KAREN ANDREWS: Because we’ve got a Budget at the end of this month. I am sure the election will be called shortly after that Budget is handed down. But we couldn’t and we wouldn’t do that pre-Budget at this point in time. I mean, our Budget is important, a lot of work has gone into it; it sets the scene for our future. But a Federal election is imminent.
MATT WEBBER: Why not hang your hat on the Budget and put it to the people that you will either live or die by it?
KAREN ANDREWS: The Budget will be one of the things that we take to the election. But we’ll also be taking to the election what we have done to support Australians, particularly as we went through the pandemic. I know and I’m very pleased that people are starting to move on from the pandemic and now they see it very much as something of the past. But Australia’s response was fantastic, quite frankly. Australians have a lot to be proud, and it was led by the Federal government working with the states, but it was leadership from the Federal government that put us in the position that we are in now, which means that we’re economically performing well. The future is actually looking really good. That light at the end of the tunnel is within our grasp, and that is because of the position that the Coalition Government has put us in.

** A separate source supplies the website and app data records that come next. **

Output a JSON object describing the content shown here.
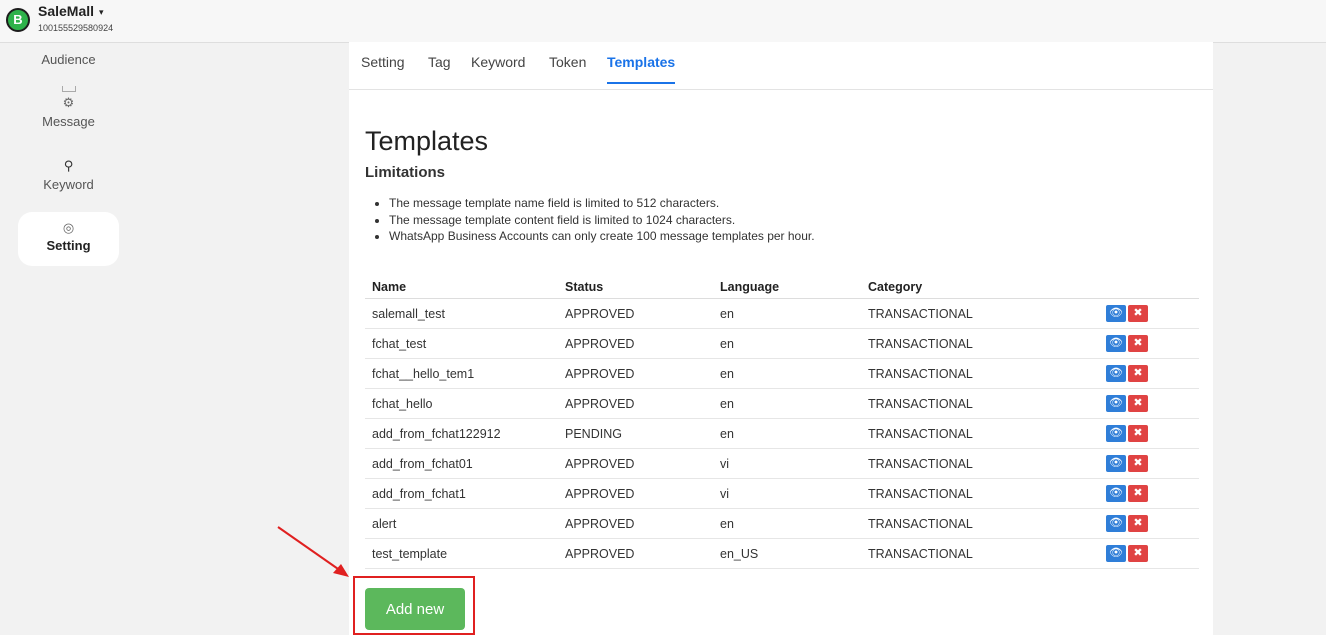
{
  "header": {
    "brand_letter": "B",
    "app_name": "SaleMall",
    "caret": "▾",
    "account_id": "100155529580924"
  },
  "sidebar": {
    "items": [
      {
        "label": "Audience",
        "icon": "users-icon",
        "glyph": ""
      },
      {
        "label": "Message",
        "icon": "message-icon",
        "glyph": "⚙"
      },
      {
        "label": "Keyword",
        "icon": "key-icon",
        "glyph": "⚲"
      },
      {
        "label": "Setting",
        "icon": "settings-icon",
        "glyph": "◎"
      }
    ]
  },
  "tabs": [
    "Setting",
    "Tag",
    "Keyword",
    "Token",
    "Templates"
  ],
  "main": {
    "title": "Templates",
    "subtitle": "Limitations",
    "limits": [
      "The message template name field is limited to 512 characters.",
      "The message template content field is limited to 1024 characters.",
      "WhatsApp Business Accounts can only create 100 message templates per hour."
    ],
    "table": {
      "headers": [
        "Name",
        "Status",
        "Language",
        "Category"
      ],
      "rows": [
        [
          "salemall_test",
          "APPROVED",
          "en",
          "TRANSACTIONAL"
        ],
        [
          "fchat_test",
          "APPROVED",
          "en",
          "TRANSACTIONAL"
        ],
        [
          "fchat__hello_tem1",
          "APPROVED",
          "en",
          "TRANSACTIONAL"
        ],
        [
          "fchat_hello",
          "APPROVED",
          "en",
          "TRANSACTIONAL"
        ],
        [
          "add_from_fchat122912",
          "PENDING",
          "en",
          "TRANSACTIONAL"
        ],
        [
          "add_from_fchat01",
          "APPROVED",
          "vi",
          "TRANSACTIONAL"
        ],
        [
          "add_from_fchat1",
          "APPROVED",
          "vi",
          "TRANSACTIONAL"
        ],
        [
          "alert",
          "APPROVED",
          "en",
          "TRANSACTIONAL"
        ],
        [
          "test_template",
          "APPROVED",
          "en_US",
          "TRANSACTIONAL"
        ]
      ],
      "view_glyph": "👁",
      "delete_glyph": "✖"
    },
    "add_button": "Add new"
  },
  "colors": {
    "accent": "#1a73e8",
    "add_button": "#5cb85c",
    "view": "#2f7ed8",
    "delete": "#e04343",
    "annotation": "#e02020"
  }
}
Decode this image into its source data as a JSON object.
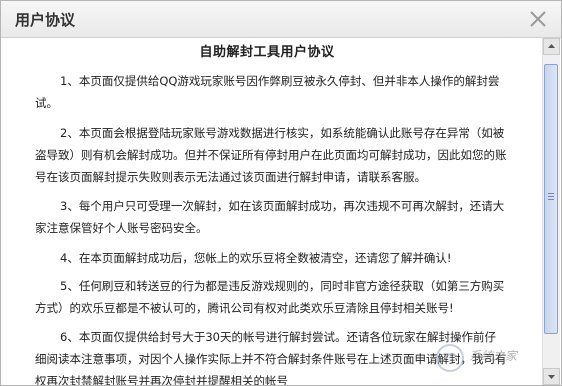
{
  "dialog": {
    "title": "用户协议"
  },
  "document": {
    "heading": "自助解封工具用户协议",
    "paragraphs": [
      "1、本页面仅提供给QQ游戏玩家账号因作弊刷豆被永久停封、但并非本人操作的解封尝试。",
      "2、本页面会根据登陆玩家账号游戏数据进行核实，如系统能确认此账号存在异常（如被盗导致）则有机会解封成功。但并不保证所有停封用户在此页面均可解封成功，因此如您的账号在该页面解封提示失败则表示无法通过该页面进行解封申请，请联系客服。",
      "3、每个用户只可受理一次解封，如在该页面解封成功，再次违规不可再次解封，还请大家注意保管好个人账号密码安全。",
      "4、在本页面解封成功后，您帐上的欢乐豆将全数被清空，还请您了解并确认!",
      "5、任何刷豆和转送豆的行为都是违反游戏规则的，同时非官方途径获取（如第三方购买方式）的欢乐豆都是不被认可的，腾讯公司有权对此类欢乐豆清除且停封相关账号!",
      "6、本页面仅提供给封号大于30天的帐号进行解封尝试。还请各位玩家在解封操作前仔细阅读本注意事项，对因个人操作实际上并不符合解封条件账号在上述页面申请解封，我司有权再次封禁解封账号并再次停封并提醒相关的帐号"
    ]
  },
  "watermark": {
    "text": "系统之家"
  }
}
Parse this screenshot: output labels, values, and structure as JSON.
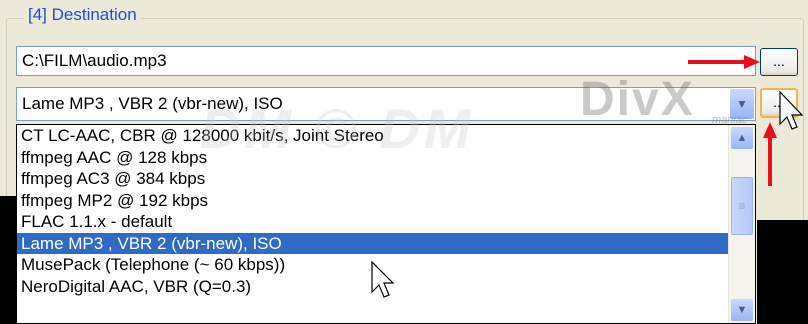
{
  "group": {
    "label": "[4] Destination"
  },
  "destination_path": {
    "value": "C:\\FILM\\audio.mp3"
  },
  "browse_path_button": {
    "label": "..."
  },
  "codec_combo": {
    "value": "Lame MP3 , VBR 2 (vbr-new), ISO"
  },
  "codec_settings_button": {
    "label": "..."
  },
  "codec_list": {
    "items": [
      {
        "label": "CT LC-AAC, CBR @ 128000 kbit/s, Joint Stereo"
      },
      {
        "label": "ffmpeg AAC @ 128 kbps"
      },
      {
        "label": "ffmpeg AC3 @ 384 kbps"
      },
      {
        "label": "ffmpeg MP2 @ 192 kbps"
      },
      {
        "label": "FLAC 1.1.x - default"
      },
      {
        "label": "Lame MP3 , VBR 2 (vbr-new), ISO"
      },
      {
        "label": "MusePack (Telephone (~ 60 kbps))"
      },
      {
        "label": "NeroDigital AAC, VBR (Q=0.3)"
      }
    ],
    "selected_index": 5
  },
  "watermark": {
    "logo": "DivX",
    "sub": "maniac",
    "text": "DM © DM"
  },
  "colors": {
    "selection": "#316ac5",
    "group_label": "#1f4fd1",
    "arrow": "#e8101a"
  }
}
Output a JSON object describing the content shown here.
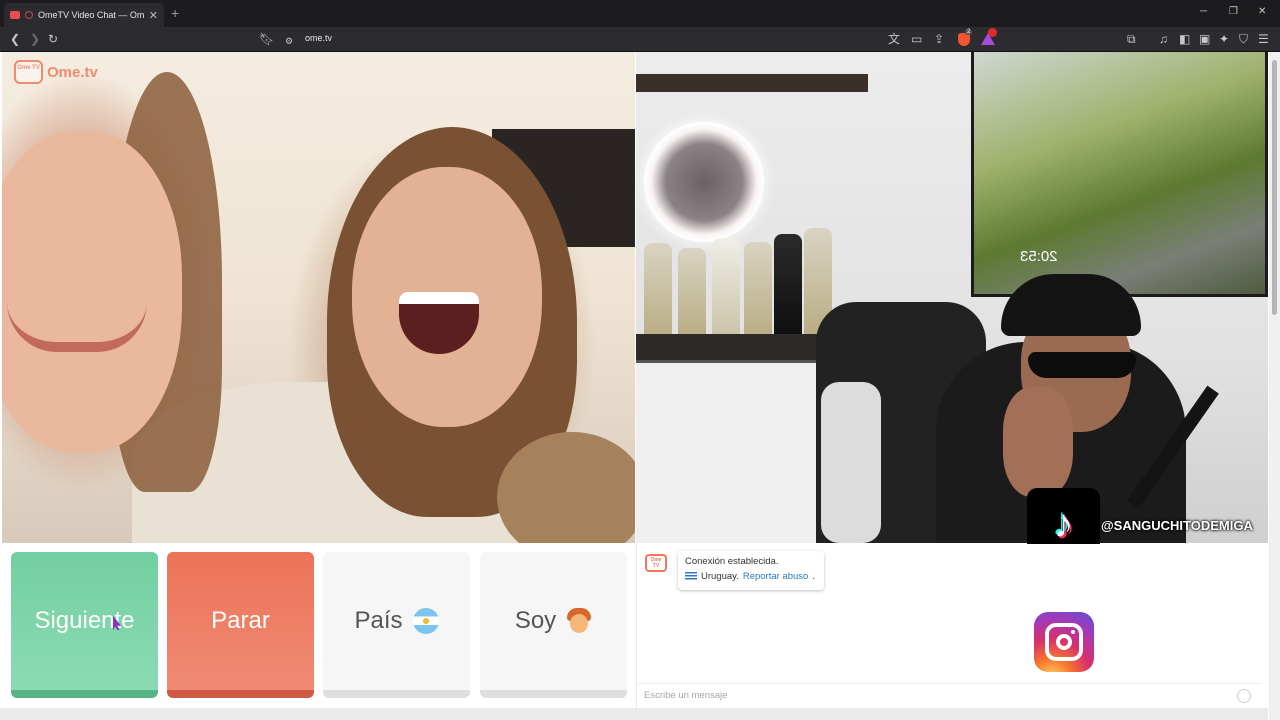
{
  "browser": {
    "tab_title": "OmeTV Video Chat — Omeg",
    "tab_close": "✕",
    "new_tab": "+",
    "url": "ome.tv",
    "minimize": "─",
    "restore": "❐",
    "close": "✕",
    "shield_badge": "2"
  },
  "logo": {
    "box_text": "Ome TV",
    "text": "Ome.tv"
  },
  "stranger_video": {
    "clock": "20:53"
  },
  "overlay": {
    "tiktok_handle": "@SANGUCHITODEMIGA"
  },
  "controls": {
    "next_label": "Siguiente",
    "stop_label": "Parar",
    "country_label": "País",
    "gender_label": "Soy"
  },
  "chat": {
    "avatar_text": "Ome TV",
    "status_message": "Conexión establecida.",
    "country": "Uruguay.",
    "report_link": "Reportar abuso",
    "input_placeholder": "Escribe un mensaje"
  },
  "colors": {
    "next_button": "#72cfa0",
    "stop_button": "#ec7358",
    "brand": "#f08c6e",
    "link": "#2e77c8"
  },
  "icons": {
    "back": "chevron-left-icon",
    "forward": "chevron-right-icon",
    "reload": "reload-icon",
    "bookmark": "bookmark-icon",
    "translate": "translate-icon",
    "cast": "cast-icon",
    "share": "share-icon",
    "brave_shields": "brave-shield-icon",
    "rewards": "brave-rewards-icon",
    "music": "music-icon",
    "sidebar": "sidebar-icon",
    "wallet": "wallet-icon",
    "leo": "ai-sparkle-icon",
    "vpn": "vpn-shield-icon",
    "menu": "hamburger-menu-icon",
    "emoji": "smiley-icon"
  }
}
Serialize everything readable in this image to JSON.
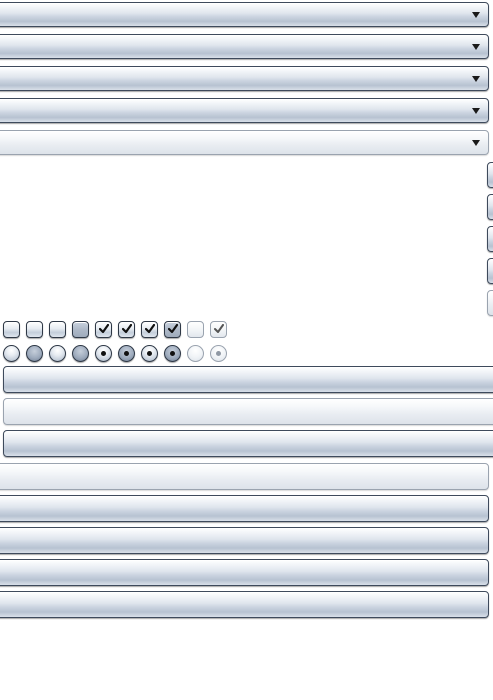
{
  "combo_boxes": [
    {
      "state": "normal",
      "arrow_icon": "chevron-down-icon"
    },
    {
      "state": "normal",
      "arrow_icon": "chevron-down-icon"
    },
    {
      "state": "normal",
      "arrow_icon": "chevron-down-icon"
    },
    {
      "state": "normal",
      "arrow_icon": "chevron-down-icon"
    },
    {
      "state": "disabled",
      "arrow_icon": "chevron-down-icon"
    }
  ],
  "side_buttons": [
    "normal",
    "normal",
    "normal",
    "normal",
    "disabled"
  ],
  "checkboxes": [
    {
      "checked": false,
      "state": "normal"
    },
    {
      "checked": false,
      "state": "hover"
    },
    {
      "checked": false,
      "state": "normal"
    },
    {
      "checked": false,
      "state": "pressed"
    },
    {
      "checked": true,
      "state": "normal"
    },
    {
      "checked": true,
      "state": "hover"
    },
    {
      "checked": true,
      "state": "normal"
    },
    {
      "checked": true,
      "state": "pressed"
    },
    {
      "checked": false,
      "state": "disabled"
    },
    {
      "checked": true,
      "state": "disabled"
    }
  ],
  "radios": [
    {
      "selected": false,
      "state": "normal"
    },
    {
      "selected": false,
      "state": "hover"
    },
    {
      "selected": false,
      "state": "normal"
    },
    {
      "selected": false,
      "state": "pressed"
    },
    {
      "selected": true,
      "state": "normal"
    },
    {
      "selected": true,
      "state": "hover"
    },
    {
      "selected": true,
      "state": "normal"
    },
    {
      "selected": true,
      "state": "pressed"
    },
    {
      "selected": false,
      "state": "disabled"
    },
    {
      "selected": true,
      "state": "disabled"
    }
  ],
  "wide_buttons": [
    "normal",
    "disabled",
    "normal"
  ],
  "full_buttons": [
    "disabled",
    "normal",
    "normal",
    "normal",
    "normal"
  ],
  "colors": {
    "border": "#3e4a5c",
    "border_disabled": "#9aa3af",
    "check_mark": "#111111",
    "background": "#ffffff"
  }
}
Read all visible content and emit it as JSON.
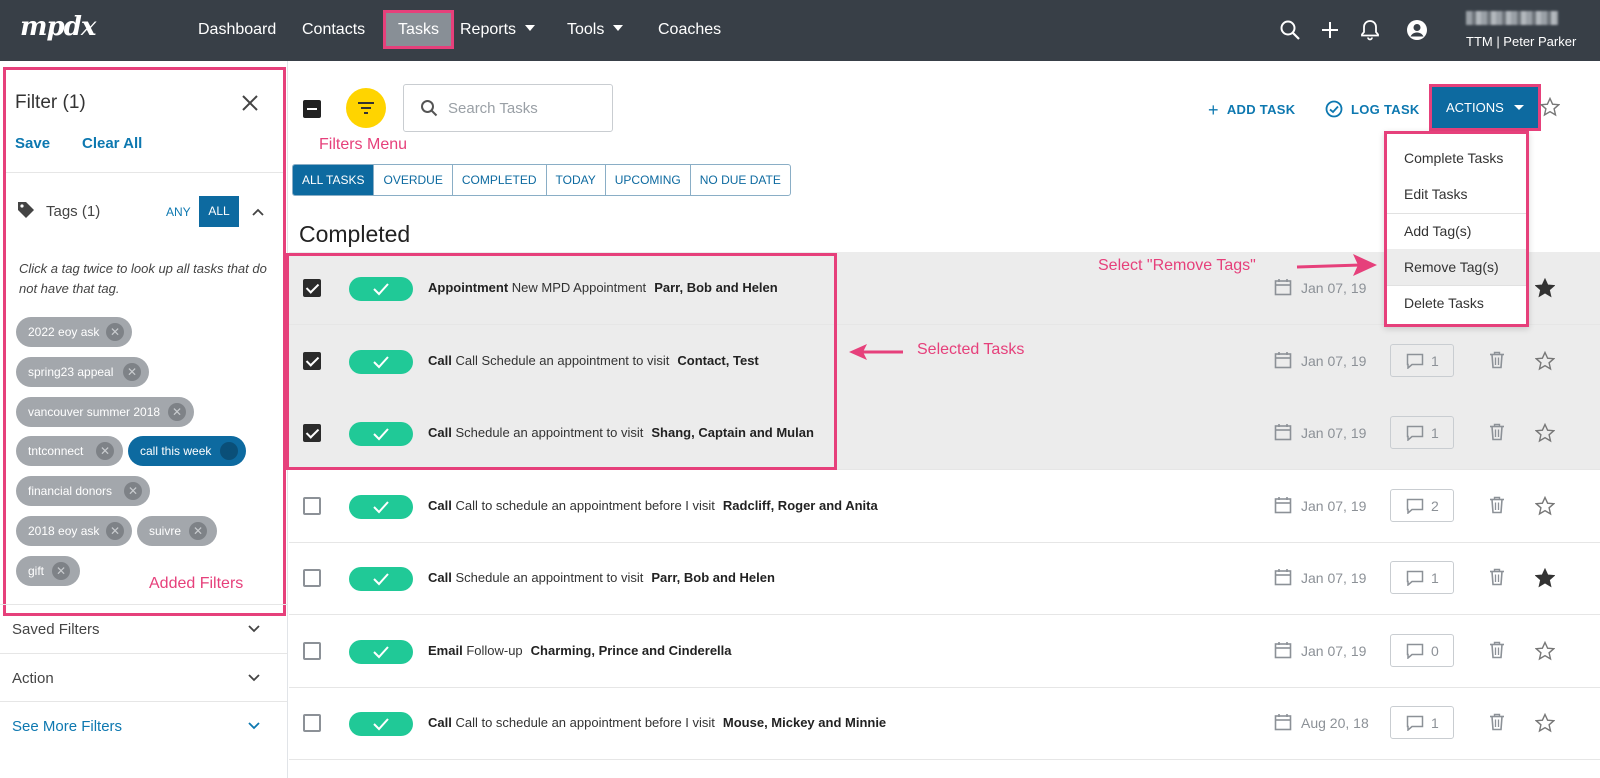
{
  "nav": {
    "logo": "mpdx",
    "items": [
      "Dashboard",
      "Contacts",
      "Tasks",
      "Reports",
      "Tools",
      "Coaches"
    ],
    "account_name": "TTM | Peter Parker",
    "icons": [
      "search-icon",
      "plus-icon",
      "bell-icon",
      "user-icon"
    ]
  },
  "sidebar": {
    "title": "Filter (1)",
    "save": "Save",
    "clear_all": "Clear All",
    "tags_label": "Tags (1)",
    "any": "ANY",
    "all": "ALL",
    "hint": "Click a tag twice to look up all tasks that do not have that tag.",
    "tags": [
      "2022 eoy ask",
      "spring23 appeal",
      "vancouver summer 2018",
      "tntconnect",
      "call this week",
      "financial donors",
      "2018 eoy ask",
      "suivre",
      "gift"
    ],
    "active_tag": "call this week",
    "added_filters_note": "Added Filters",
    "sections": [
      "Saved Filters",
      "Action",
      "See More Filters"
    ]
  },
  "main": {
    "filters_menu_note": "Filters Menu",
    "search_placeholder": "Search Tasks",
    "add_task": "ADD TASK",
    "log_task": "LOG TASK",
    "actions": "ACTIONS",
    "tabs": [
      "ALL TASKS",
      "OVERDUE",
      "COMPLETED",
      "TODAY",
      "UPCOMING",
      "NO DUE DATE"
    ],
    "section_title": "Completed",
    "selected_tasks_note": "Selected Tasks",
    "remove_tags_note": "Select \"Remove Tags\"",
    "dropdown": [
      "Complete Tasks",
      "Edit Tasks",
      "Add Tag(s)",
      "Remove Tag(s)",
      "Delete Tasks"
    ],
    "tasks": [
      {
        "type": "Appointment",
        "subject": "New MPD Appointment",
        "contact": "Parr, Bob and Helen",
        "date": "Jan 07, 19",
        "comments": "",
        "selected": true,
        "starred": true
      },
      {
        "type": "Call",
        "subject": "Call Schedule an appointment to visit",
        "contact": "Contact, Test",
        "date": "Jan 07, 19",
        "comments": "1",
        "selected": true,
        "starred": false
      },
      {
        "type": "Call",
        "subject": "Schedule an appointment to visit",
        "contact": "Shang, Captain and Mulan",
        "date": "Jan 07, 19",
        "comments": "1",
        "selected": true,
        "starred": false
      },
      {
        "type": "Call",
        "subject": "Call to schedule an appointment before I visit",
        "contact": "Radcliff, Roger and Anita",
        "date": "Jan 07, 19",
        "comments": "2",
        "selected": false,
        "starred": false
      },
      {
        "type": "Call",
        "subject": "Schedule an appointment to visit",
        "contact": "Parr, Bob and Helen",
        "date": "Jan 07, 19",
        "comments": "1",
        "selected": false,
        "starred": true
      },
      {
        "type": "Email",
        "subject": "Follow-up",
        "contact": "Charming, Prince and Cinderella",
        "date": "Jan 07, 19",
        "comments": "0",
        "selected": false,
        "starred": false
      },
      {
        "type": "Call",
        "subject": "Call to schedule an appointment before I visit",
        "contact": "Mouse, Mickey and Minnie",
        "date": "Aug 20, 18",
        "comments": "1",
        "selected": false,
        "starred": false
      }
    ]
  },
  "colors": {
    "nav_bg": "#383f47",
    "primary": "#0d6aa0",
    "done": "#20c997",
    "annotation": "#e6407b",
    "fab": "#ffd400"
  }
}
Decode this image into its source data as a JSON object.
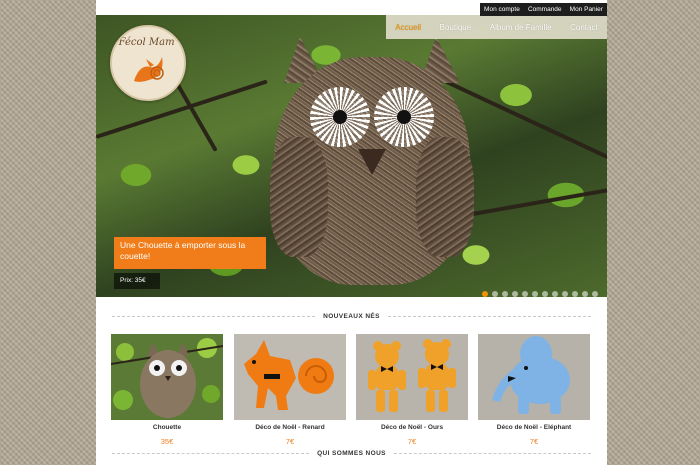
{
  "account": {
    "my_account": "Mon compte",
    "order": "Commande",
    "cart": "Mon Panier"
  },
  "logo": {
    "text": "Fécol Mam'"
  },
  "nav": {
    "home": "Accueil",
    "shop": "Boutique",
    "family_album": "Album de Famille",
    "contact": "Contact"
  },
  "slider": {
    "caption": "Une Chouette à emporter sous la couette!",
    "price": "Prix: 35€",
    "slide_count": 12,
    "active_slide": 1
  },
  "sections": {
    "new_arrivals": "NOUVEAUX NÉS",
    "about": "QUI SOMMES NOUS"
  },
  "products": [
    {
      "name": "Chouette",
      "price": "35€"
    },
    {
      "name": "Déco de Noël - Renard",
      "price": "7€"
    },
    {
      "name": "Déco de Noël - Ours",
      "price": "7€"
    },
    {
      "name": "Déco de Noël - Eléphant",
      "price": "7€"
    }
  ],
  "colors": {
    "accent": "#f39200",
    "caption_bg": "#f07d1a",
    "account_bar": "#1e1e1e"
  }
}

MATT WEBBER: Minister, the last time you used the word imminent on this program was to do with national borders opening up, I believe. You said they were opening up imminently, there’d be an announcement imminently. It was that afternoon. Can we expect the announcement of an election today?
KAREN ANDREWS: I wouldn’t think so. But I take your point – I understand your position completely.
MATT WEBBER: Imminent means imminent.
KAREN ANDREWS: I apologise – I desperately wanted to tell you that morning. I feel really bad about it, Matt. I actually do.
MATT WEBBER: Appreciate your time, Minister. Thank you.
KAREN ANDREWS: No worries. You take care.